"By making this judgment, these justices have failed to respect the fundamental difference between religious belief and morality." (emphasis added)
How typical. If a judge doesn't follow the reasoning of a most learn'd professor, it can't be that the professor is wrong, or even that there could be two legitimate but different interpretations of the existing law. No! There must be some nefarious motive! Perhaps the Court's opinions are now being routed through the Vatican for approval. Maybe the Freemasons have something to do with it. Wasn't it Justice Scalia holding the camera in the studio where they faked the moon landing?
When called out on this absurdity by many comments on his post, other bloggers, and even Professor Rick Garnett on the same blog, Professor Stone responded by resorting to what may be the most tired and dishonest meme in academia - "I was just trying to make people think."
"I also acknowledge that the fact that all five Catholic Justices voted together in this case to make up the 5-to-4 majority might have nothing to do with their religion.

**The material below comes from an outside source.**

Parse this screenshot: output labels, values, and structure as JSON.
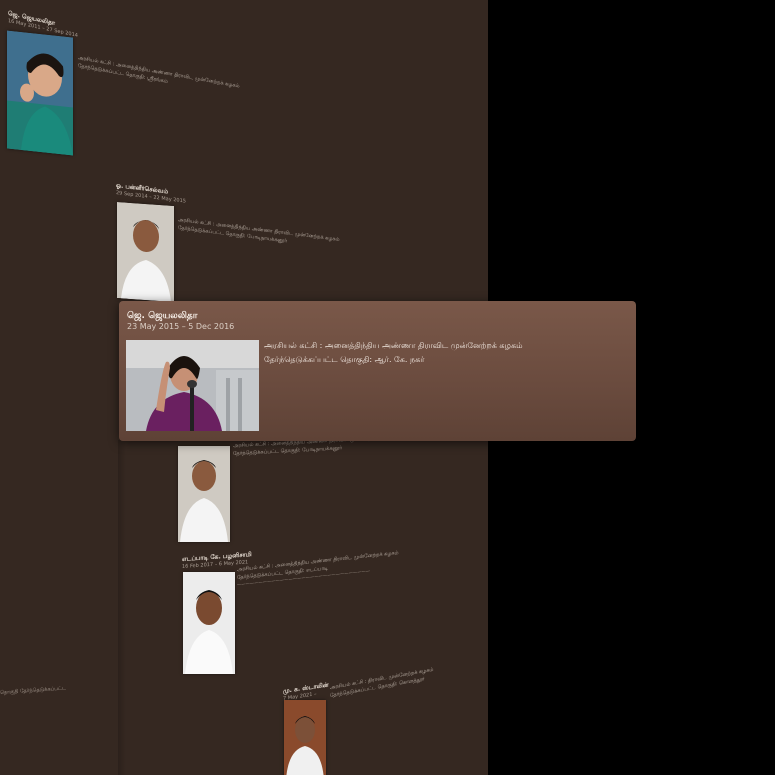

These five Justices often vote together on matters having nothing to do with religion. Perhaps Carhart was just coincidence. Perhaps it was a reflection of their common approach to constitutional law that has nothing to do with their religious convictions. The point of my post was to pose the question and to invite people to think about it." (emphasis added)How good of him to so "acknowledge." But with respect to the Professor, that was not the point of the post. The point, made clear in the title "Our Faith-Based Justices" and made even clearer in the direct statement that "these justices have failed to respect the fundamental difference between religious belief and morality," was to answer a question, and make an (untrue) accusation - that the majority intentionally ignored settled law to make a decision based on their personal policy preference. How ironic that a defender of Roe v. Wade would be upset by such a thing...
Accusations like this seek not to inform the debate over how to use and interpret our Constitution, but to stifle that debate by making it illegitimate. "Limited government or a well documented history of judicial restraint isn't their motive, their real goal is to institute a papal theocracy! No reasonable person could have come to the majority's conclusion, this is what happens when we let those ignorant religious nuts vote!"
This attitude is intellectually bankrupt and profoundly un-democratic. Sadly, neither intellectual rigor nor respect for democracy are de rigeur in academia these days.